128 LUCIANO GIUBBILEI THAT’S AMORE
Flowers alone don’t cut it for the Italian landscape architect. His works are rooted in design and respect Mother Nature’s time
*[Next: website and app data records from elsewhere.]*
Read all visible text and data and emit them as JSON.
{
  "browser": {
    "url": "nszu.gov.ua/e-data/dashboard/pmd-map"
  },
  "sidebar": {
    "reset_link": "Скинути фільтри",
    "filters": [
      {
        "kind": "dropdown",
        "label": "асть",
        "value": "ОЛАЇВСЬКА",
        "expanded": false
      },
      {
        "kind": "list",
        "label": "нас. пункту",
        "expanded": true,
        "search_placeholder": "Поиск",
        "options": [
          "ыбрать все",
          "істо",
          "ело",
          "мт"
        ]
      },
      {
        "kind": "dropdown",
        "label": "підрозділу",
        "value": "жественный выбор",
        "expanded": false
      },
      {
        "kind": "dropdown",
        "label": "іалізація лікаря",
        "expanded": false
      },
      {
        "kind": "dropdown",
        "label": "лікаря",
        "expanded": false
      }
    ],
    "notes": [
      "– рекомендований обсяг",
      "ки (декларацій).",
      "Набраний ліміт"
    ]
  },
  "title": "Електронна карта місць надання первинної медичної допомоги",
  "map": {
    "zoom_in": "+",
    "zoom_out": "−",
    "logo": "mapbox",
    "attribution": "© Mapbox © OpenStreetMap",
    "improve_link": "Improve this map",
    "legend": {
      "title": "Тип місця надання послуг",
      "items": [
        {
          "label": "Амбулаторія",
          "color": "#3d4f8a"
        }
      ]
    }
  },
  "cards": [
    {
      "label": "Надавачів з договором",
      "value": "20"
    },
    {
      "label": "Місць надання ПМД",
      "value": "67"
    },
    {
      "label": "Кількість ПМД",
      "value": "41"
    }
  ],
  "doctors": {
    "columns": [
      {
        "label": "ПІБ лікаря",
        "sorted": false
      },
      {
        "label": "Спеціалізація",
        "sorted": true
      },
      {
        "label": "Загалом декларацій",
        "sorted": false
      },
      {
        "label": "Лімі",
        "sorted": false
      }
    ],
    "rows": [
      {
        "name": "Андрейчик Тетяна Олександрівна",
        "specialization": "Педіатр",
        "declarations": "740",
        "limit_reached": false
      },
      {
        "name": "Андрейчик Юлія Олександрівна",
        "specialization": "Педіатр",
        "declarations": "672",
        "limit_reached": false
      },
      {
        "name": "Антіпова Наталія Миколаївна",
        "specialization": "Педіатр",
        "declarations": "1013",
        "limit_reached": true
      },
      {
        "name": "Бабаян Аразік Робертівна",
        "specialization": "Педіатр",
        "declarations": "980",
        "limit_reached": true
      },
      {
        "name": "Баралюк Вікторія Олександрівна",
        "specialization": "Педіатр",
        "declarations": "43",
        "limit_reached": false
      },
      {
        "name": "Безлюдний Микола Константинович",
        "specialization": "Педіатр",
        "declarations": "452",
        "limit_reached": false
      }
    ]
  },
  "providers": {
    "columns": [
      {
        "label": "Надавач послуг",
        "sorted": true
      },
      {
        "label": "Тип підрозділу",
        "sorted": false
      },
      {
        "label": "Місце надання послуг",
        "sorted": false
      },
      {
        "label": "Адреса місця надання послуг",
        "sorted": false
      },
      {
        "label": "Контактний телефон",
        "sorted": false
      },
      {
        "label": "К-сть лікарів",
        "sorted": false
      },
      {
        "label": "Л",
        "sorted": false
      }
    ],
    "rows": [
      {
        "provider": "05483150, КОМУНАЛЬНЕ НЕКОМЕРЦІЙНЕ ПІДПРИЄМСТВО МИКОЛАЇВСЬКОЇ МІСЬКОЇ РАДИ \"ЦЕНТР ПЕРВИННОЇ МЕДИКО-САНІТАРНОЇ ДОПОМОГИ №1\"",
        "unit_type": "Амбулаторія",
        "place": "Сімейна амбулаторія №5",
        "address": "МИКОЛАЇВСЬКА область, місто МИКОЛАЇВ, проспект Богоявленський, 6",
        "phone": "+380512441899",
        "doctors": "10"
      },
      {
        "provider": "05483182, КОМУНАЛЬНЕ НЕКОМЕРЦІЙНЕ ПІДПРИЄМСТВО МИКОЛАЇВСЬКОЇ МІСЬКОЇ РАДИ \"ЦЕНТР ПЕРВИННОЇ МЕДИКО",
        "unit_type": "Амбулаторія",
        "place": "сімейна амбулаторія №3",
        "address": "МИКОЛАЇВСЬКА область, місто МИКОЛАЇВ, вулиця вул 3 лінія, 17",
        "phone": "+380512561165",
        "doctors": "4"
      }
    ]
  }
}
2019 risks being a golden year for Luciano Giubbilei. In close succession, he will sign off: his first public park at Raby Castle (northern England), set inside monumental three-hundred-year-old hedges; a «major cohesive design» that will bring together lots of small plots at a private foundation in Dallas; an estate among the rolling vineyards of Formentera; and a residence for ceramicists in Majorca, aiming to encourage dialogue between creatives and, as a bonus, to enhance his green thinking. Then, in September, he will take over responsibility from Piet Oudolf for fitting out Piazza Vecchia for the Maestri del Paesaggio (‘Masters of Landscape’) festival in Bergamo, «bringing woods and undergrowth into the city». A resident of London since 1997, after graduating from the Inchbald School of Design, Giubbilei competed with his British colleagues Dan Pearson, Tom Stuart-Smith and Andy Sturgeon for glory on the European gardening scene. The difference is that Giubbilei is from Tuscany, and brings with him the great tradition of Italian-style Renaissance gardening. «They were born and brought up in the countryside, whereas I come from Siena, where there are no flowers to be seen, apart from geraniums on windowsills», the designer recounts, with a British accent. After opening his studio more than fifteen years ago, he designed sculptural spaces with precise lines, more architectural than horticultural. Immaculate lawns with no curves in sight, dense, neatly arranged flowerbeds, severely pruned trees, majestic topiary, courtyards and glittering pools. Open-air living rooms with the proportions, forms and even the colour combinations of indoor spaces, but which left the sensation of being in a natural environment intact. Then in 2011, at the height of his success, he had a crisis. «I had lost my direction. In spite of all the work I was doing, travelling from one project to another, I felt stuck». He decided to write to Fergus Garrett, the visionary head gardener at Great Dixter, a five-acre oasis in East Sussex, which gained fame in the 1970s and 1980s for its loud flora – giving legitimacy, among other things, to the ‘garish’ dahlia, which until then had been snobbishly associated with the working classes – and which provided the hippie response to the unshakeable fashion of the time for pastel shades. And in this cult location, Garrett gave the designer a small area of his own to experiment with, «to get back to basics», he explains. «I moved away from a more formal approach and began to appreciate the changes of the seasons. I understood that plants can exist only for a particular, short moment in time. They are not like a photograph, but are a form of progression. In other words, I learned the sole key virtue every gardener must have: patience». Everything he has done since, Giubbilei continues, he has looked at through the lens of Great Dixter, which kickstarted his re-education. For some, this has come as a shock. At the 2014 Chelsea Flower Show, the journalist covering the event for the Independent wrote that she wanted to pick up and take home the “creamy lupins”, blue iris and “green-yellow [...] spurge”. His first floral work, which won him his third gold medal at Chelsea, was, in his words, one of his most satisfying. Since then, from Morocco to Idaho, the ‘new Giubbilei’ has become acquainted with roses, cacti, hydrangeas, peonies and scenic umbellifers. «I don›t want to make formulaic gardens any more», he concludes. «I like what I›ve done and I›m proud of it, but I want to improve in an authentic manner. This means using the same vision and same clarity of design to create environments that match the spirit of places, keeping the overall composition and various viewpoints in mind at all times. As Garrett says, the flowers by themselves don›t do anything: the design is the most important thing.